Middleton based charity Health for All, which aims to help the poorest and most vulnerable communities in the city overcome the challenges of health inequality, poverty and isolation, has received a share of £9.5million of National Lottery funding to help recover from the impacts of the Covid-19 pandemic.
The £100,000 grant will enable Health for All to install facilities within its Family and Community centres to address the food poverty, digital exclusion and unemployment faced by the local communities the charities serve.
The charity’s local centres will host a ‘Food for All Pantry’ space. Run by volunteers, local people will be able to access, for a small membership fee, a weekly shop of their choice. Each centre too will have an Access to IT point, providing free use of digital devices, internet access and support to improve digital skills to improve access to health, benefits, employment, training services. The centres will also provide a rolling programme of Training Courses to encourage and support local people to consider enterprise as an option.
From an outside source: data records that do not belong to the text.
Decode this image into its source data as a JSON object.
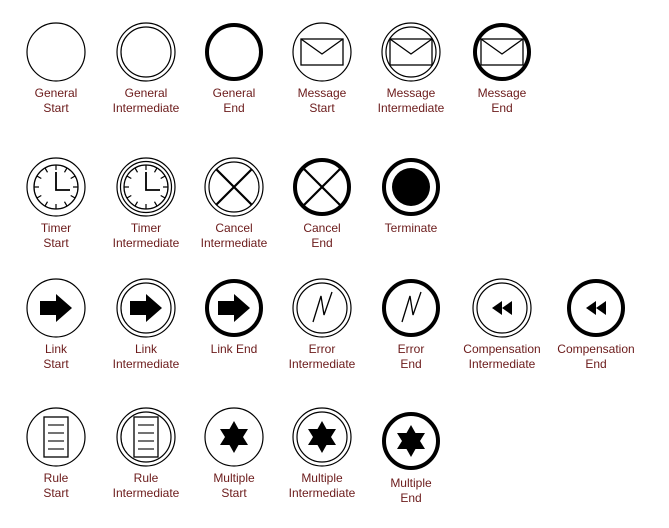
{
  "palette": {
    "stroke": "#000000",
    "label": "#6b1a1a",
    "background": "#ffffff"
  },
  "rows": [
    {
      "items": [
        {
          "id": "general-start",
          "icon": "general-start-event-icon",
          "lines": [
            "General",
            "Start"
          ]
        },
        {
          "id": "general-intermediate",
          "icon": "general-intermediate-event-icon",
          "lines": [
            "General",
            "Intermediate"
          ]
        },
        {
          "id": "general-end",
          "icon": "general-end-event-icon",
          "lines": [
            "General",
            "End"
          ]
        },
        {
          "id": "message-start",
          "icon": "message-start-event-icon",
          "lines": [
            "Message",
            "Start"
          ]
        },
        {
          "id": "message-intermediate",
          "icon": "message-intermediate-event-icon",
          "lines": [
            "Message",
            "Intermediate"
          ]
        },
        {
          "id": "message-end",
          "icon": "message-end-event-icon",
          "lines": [
            "Message",
            "End"
          ]
        }
      ]
    },
    {
      "items": [
        {
          "id": "timer-start",
          "icon": "timer-start-event-icon",
          "lines": [
            "Timer",
            "Start"
          ]
        },
        {
          "id": "timer-intermediate",
          "icon": "timer-intermediate-event-icon",
          "lines": [
            "Timer",
            "Intermediate"
          ]
        },
        {
          "id": "cancel-intermediate",
          "icon": "cancel-intermediate-event-icon",
          "lines": [
            "Cancel",
            "Intermediate"
          ]
        },
        {
          "id": "cancel-end",
          "icon": "cancel-end-event-icon",
          "lines": [
            "Cancel",
            "End"
          ]
        },
        {
          "id": "terminate",
          "icon": "terminate-event-icon",
          "lines": [
            "Terminate"
          ]
        }
      ]
    },
    {
      "items": [
        {
          "id": "link-start",
          "icon": "link-start-event-icon",
          "lines": [
            "Link",
            "Start"
          ]
        },
        {
          "id": "link-intermediate",
          "icon": "link-intermediate-event-icon",
          "lines": [
            "Link",
            "Intermediate"
          ]
        },
        {
          "id": "link-end",
          "icon": "link-end-event-icon",
          "lines": [
            "Link End"
          ]
        },
        {
          "id": "error-intermediate",
          "icon": "error-intermediate-event-icon",
          "lines": [
            "Error",
            "Intermediate"
          ]
        },
        {
          "id": "error-end",
          "icon": "error-end-event-icon",
          "lines": [
            "Error",
            "End"
          ]
        },
        {
          "id": "compensation-intermediate",
          "icon": "compensation-intermediate-event-icon",
          "lines": [
            "Compensation",
            "Intermediate"
          ]
        },
        {
          "id": "compensation-end",
          "icon": "compensation-end-event-icon",
          "lines": [
            "Compensation",
            "End"
          ]
        }
      ]
    },
    {
      "items": [
        {
          "id": "rule-start",
          "icon": "rule-start-event-icon",
          "lines": [
            "Rule",
            "Start"
          ]
        },
        {
          "id": "rule-intermediate",
          "icon": "rule-intermediate-event-icon",
          "lines": [
            "Rule",
            "Intermediate"
          ]
        },
        {
          "id": "multiple-start",
          "icon": "multiple-start-event-icon",
          "lines": [
            "Multiple",
            "Start"
          ]
        },
        {
          "id": "multiple-intermediate",
          "icon": "multiple-intermediate-event-icon",
          "lines": [
            "Multiple",
            "Intermediate"
          ]
        },
        {
          "id": "multiple-end",
          "icon": "multiple-end-event-icon",
          "lines": [
            "Multiple",
            "End"
          ]
        }
      ]
    }
  ]
}
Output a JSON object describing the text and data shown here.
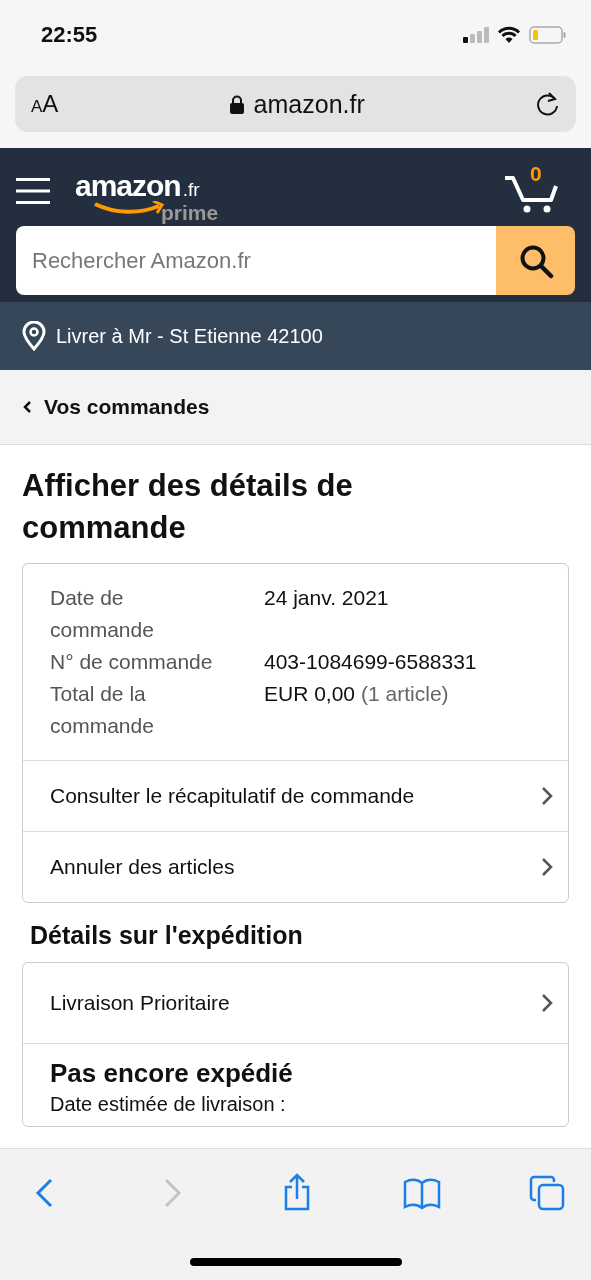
{
  "status_bar": {
    "time": "22:55"
  },
  "url_bar": {
    "text_size": "AA",
    "address": "amazon.fr"
  },
  "header": {
    "logo": "amazon",
    "logo_suffix": ".fr",
    "logo_tag": "prime",
    "cart_count": "0",
    "search": {
      "placeholder": "Rechercher Amazon.fr"
    }
  },
  "delivery": {
    "text": "Livrer à Mr - St Etienne 42100"
  },
  "back_link": {
    "label": "Vos commandes"
  },
  "title": "Afficher des détails de commande",
  "order_info": [
    {
      "label": "Date de commande",
      "value": "24 janv. 2021"
    },
    {
      "label": "N° de commande",
      "value": "403-1084699-6588331"
    },
    {
      "label": "Total de la commande",
      "value": "EUR 0,00",
      "note": "(1 article)"
    }
  ],
  "order_links": [
    {
      "label": "Consulter le récapitulatif de commande"
    },
    {
      "label": "Annuler des articles"
    }
  ],
  "shipping": {
    "heading": "Détails sur l'expédition",
    "link": "Livraison Prioritaire",
    "status": "Pas encore expédié",
    "estimate_label": "Date estimée de livraison :"
  },
  "toolbar": [
    {
      "kind": "back",
      "disabled": false
    },
    {
      "kind": "forward",
      "disabled": true
    },
    {
      "kind": "share",
      "disabled": false
    },
    {
      "kind": "bookmarks",
      "disabled": false
    },
    {
      "kind": "tabs",
      "disabled": false
    }
  ]
}
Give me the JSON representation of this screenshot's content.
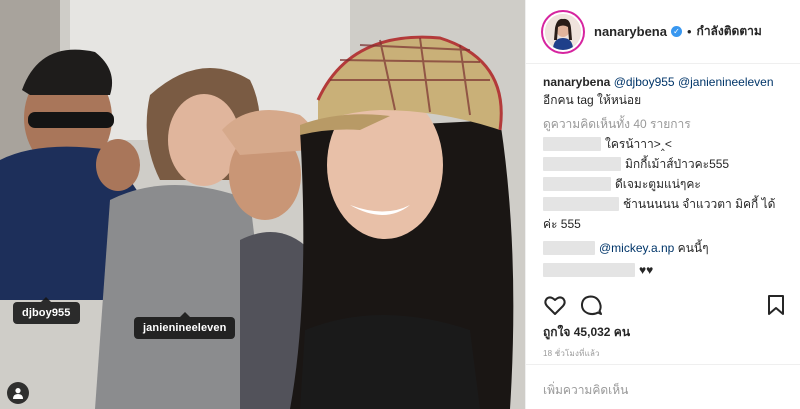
{
  "post": {
    "photo_tags": {
      "tag1": "djboy955",
      "tag2": "janienineeleven"
    },
    "icons": {
      "user_tags": "person-icon",
      "like": "heart-icon",
      "comment": "comment-bubble-icon",
      "save": "bookmark-icon",
      "verified": "verified-badge-icon"
    }
  },
  "header": {
    "username": "nanarybena",
    "separator": "•",
    "follow_state": "กำลังติดตาม"
  },
  "caption": {
    "username": "nanarybena",
    "mention1": "@djboy955",
    "mention2": "@janienineeleven",
    "text": "อีกคน tag ให้หน่อย"
  },
  "view_all_comments": "ดูความคิดเห็นทั้ง 40 รายการ",
  "comments": [
    {
      "text": "ใครน้าาา>‸<"
    },
    {
      "text": "มิกกี้เม้าส์ป่าวคะ555"
    },
    {
      "text": "ดีเจมะตูมแน่ๆคะ"
    },
    {
      "text": "ช้านนนนน จำแววตา มิคกี้ ได้"
    },
    {
      "text": "ค่ะ 555"
    },
    {
      "mention": "@mickey.a.np",
      "text": "คนนี้ๆ"
    },
    {
      "text": "♥♥"
    }
  ],
  "likes": "ถูกใจ 45,032 คน",
  "timestamp": "18 ชั่วโมงที่แล้ว",
  "add_comment_placeholder": "เพิ่มความคิดเห็น",
  "colors": {
    "verified": "#3897f0",
    "mention": "#003569",
    "muted": "#999999",
    "tag_bg": "#141414"
  }
}
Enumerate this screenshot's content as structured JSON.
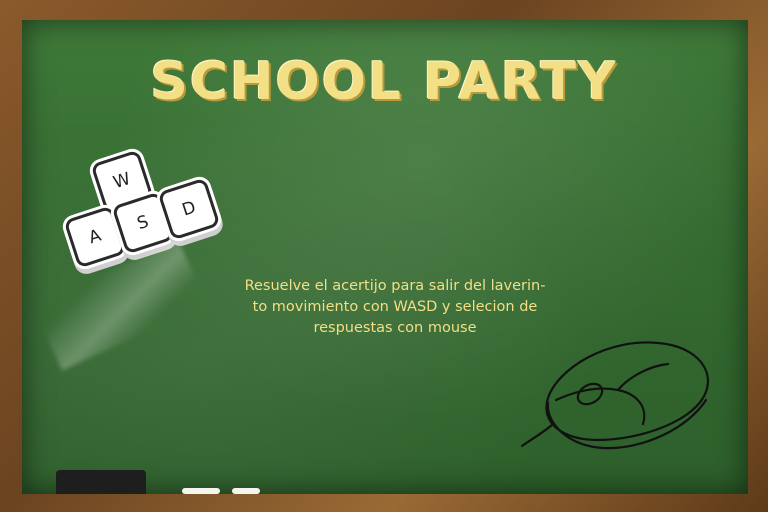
{
  "title": "SCHOOL PARTY",
  "keys": {
    "w": "W",
    "a": "A",
    "s": "S",
    "d": "D"
  },
  "instructions": [
    "Resuelve el acertijo para salir del laverin-",
    "to movimiento con WASD y selecion de",
    "respuestas con mouse"
  ],
  "colors": {
    "chalk_yellow": "#f3df85",
    "board_green": "#356b31",
    "frame_wood": "#8a5a2b"
  },
  "icons": {
    "keyboard": "wasd-keys-icon",
    "mouse": "mouse-icon"
  }
}
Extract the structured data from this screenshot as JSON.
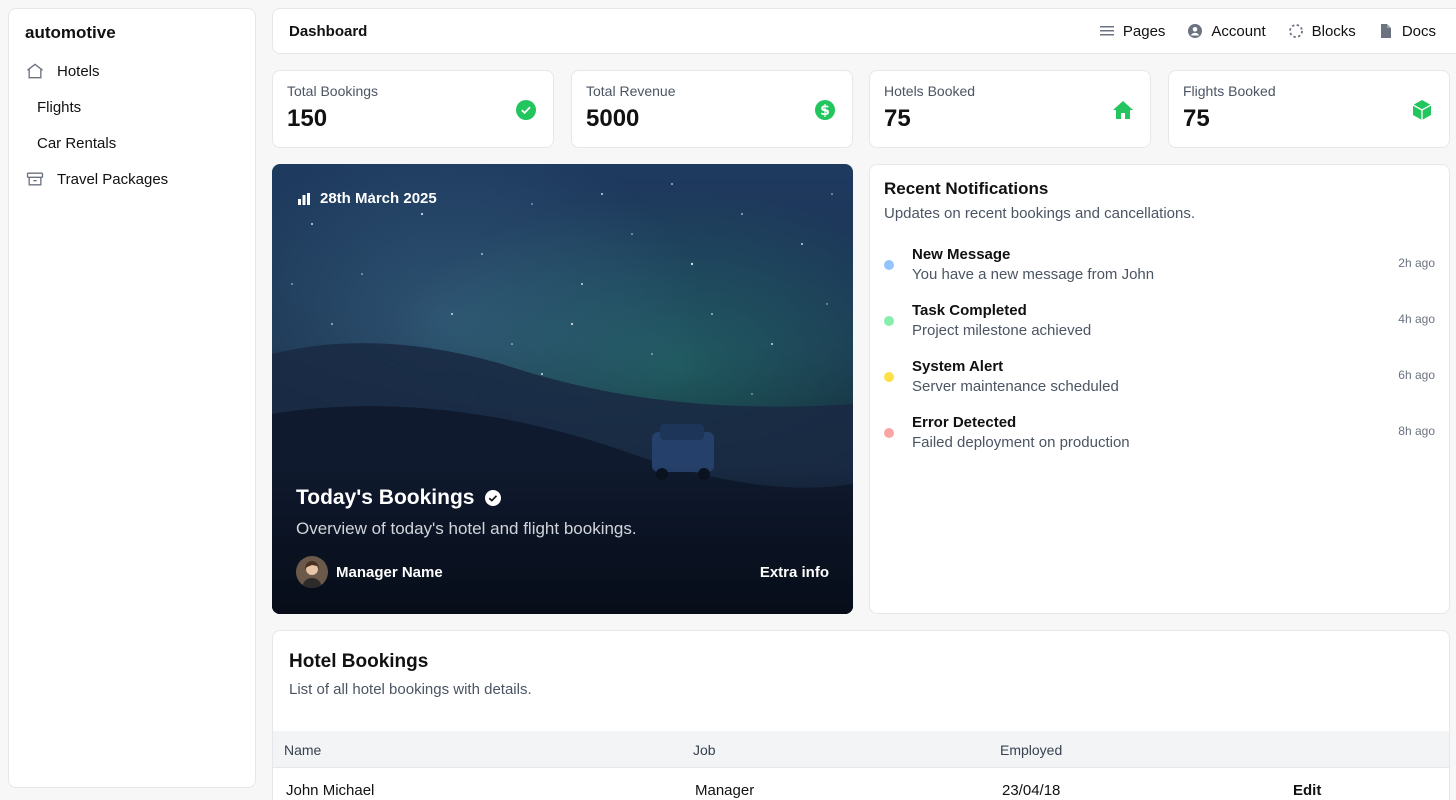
{
  "sidebar": {
    "brand": "automotive",
    "items": [
      {
        "label": "Hotels",
        "icon": "home-icon"
      },
      {
        "label": "Flights"
      },
      {
        "label": "Car Rentals"
      },
      {
        "label": "Travel Packages",
        "icon": "archive-box-icon"
      }
    ]
  },
  "topbar": {
    "title": "Dashboard",
    "links": [
      {
        "label": "Pages",
        "icon": "list-icon"
      },
      {
        "label": "Account",
        "icon": "user-circle-icon"
      },
      {
        "label": "Blocks",
        "icon": "dashed-circle-icon"
      },
      {
        "label": "Docs",
        "icon": "document-icon"
      }
    ]
  },
  "stats": [
    {
      "label": "Total Bookings",
      "value": "150",
      "icon": "check-circle-icon"
    },
    {
      "label": "Total Revenue",
      "value": "5000",
      "icon": "dollar-circle-icon"
    },
    {
      "label": "Hotels Booked",
      "value": "75",
      "icon": "house-icon"
    },
    {
      "label": "Flights Booked",
      "value": "75",
      "icon": "cube-icon"
    }
  ],
  "hero": {
    "date": "28th March 2025",
    "title": "Today's Bookings",
    "subtitle": "Overview of today's hotel and flight bookings.",
    "manager": "Manager Name",
    "extra": "Extra info"
  },
  "notifications": {
    "title": "Recent Notifications",
    "subtitle": "Updates on recent bookings and cancellations.",
    "items": [
      {
        "title": "New Message",
        "desc": "You have a new message from John",
        "time": "2h ago",
        "color": "#93c5fd"
      },
      {
        "title": "Task Completed",
        "desc": "Project milestone achieved",
        "time": "4h ago",
        "color": "#86efac"
      },
      {
        "title": "System Alert",
        "desc": "Server maintenance scheduled",
        "time": "6h ago",
        "color": "#fde047"
      },
      {
        "title": "Error Detected",
        "desc": "Failed deployment on production",
        "time": "8h ago",
        "color": "#fca5a5"
      }
    ]
  },
  "bookings": {
    "title": "Hotel Bookings",
    "subtitle": "List of all hotel bookings with details.",
    "columns": [
      "Name",
      "Job",
      "Employed"
    ],
    "rows": [
      {
        "name": "John Michael",
        "job": "Manager",
        "employed": "23/04/18",
        "action": "Edit"
      }
    ]
  },
  "colors": {
    "accent": "#22c55e"
  }
}
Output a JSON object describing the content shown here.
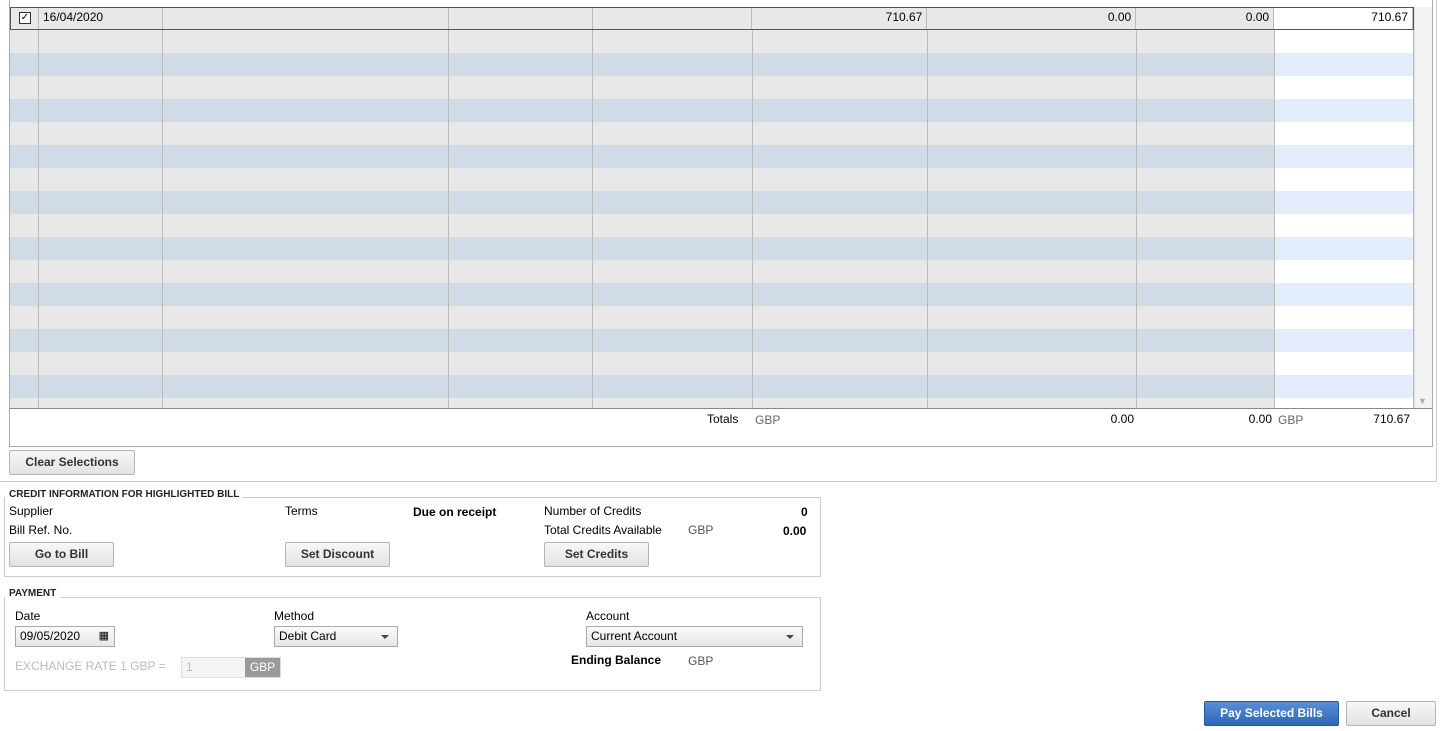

Pat McGeever, Chief Executive of Health for All, said:
“We discovered from our delivery of emergency food parcels and essential supplies during the lockdown the pressures experienced by so many local people to simply feed their families. The ‘Food for All Pantry’ initiative will provide a community led, empowering and sustainable answer to this. The Pantries do not aim to replace the crucial services of food banks but rather complement them, offering a progression for people to cooperate together to meet this urgent, ongoing need.
“Our delivery of numerous online courses, support and activity groups highlighted the digital exclusion many local people face due to low income, skills, poor digital access – hence our Local Access to IT initiative. We know that unemployment in the area has risen significantly. HFA have long supported local people to develop entrepreneurial skills and knowledge so the Enterprise offer is a logical progression in these times of increasing unemployment. This grant will transform the services our local centres can offer and change peoples lives.”
The grant has been awarded through the Covid-19 Community-Led Organisations Recovery Scheme (CCLORS). The scheme is led by independent trust Power to Change in partnership with Locality, The Ubele Initiative and Social Investment Business, and was part of The National Lottery Community Fund’s Coronavirus Community Support Fund, that launched in May last year.
In total, 302 community-led organisations have received a total of £9.5million through CCLORS to help recover from the impacts of the Covid-19 pandemic. The total includes 205 community organisations led by, or that support, Black, Asian and Minority Ethnic (BAME) communities.
Grants of up to £100,000 have been awarded to community-led organisations in England facing severe financial difficulties as a direct result of the coronavirus lockdown. It has helped them to launch health and wellbeing projects, develop digital education workshops and continue providing vital services for their communities.
Vidhya Alakeson, CEO of Power to Change, said:
“Whilst Covid-19 has had a devastating impact on people right across the country, it has disproportionately affected Black, Asian and minority ethnic communities. By bringing together this strategic partnership, we’ve ensured this much-needed financial support is reaching those communities that need it most.”
The first HFA Food for All Pantry will open soon in Cranmore and Raylands Community Centre in Belle Isle. Centre Manager Martin Brennan said:
“This is a really exciting venture that will definitely enhance what the Centre offers to local people. There’s been lots of interest so far and we’ re confident it will go from strength to strength.”
For more information, contact Martin on 07432 702911 email firstname.lastname@example.org
or Karen Hargreaves, HFA Food Pantry Coordinator on 07804 743826 email@example.com
This post is based on a press release issued by Health For All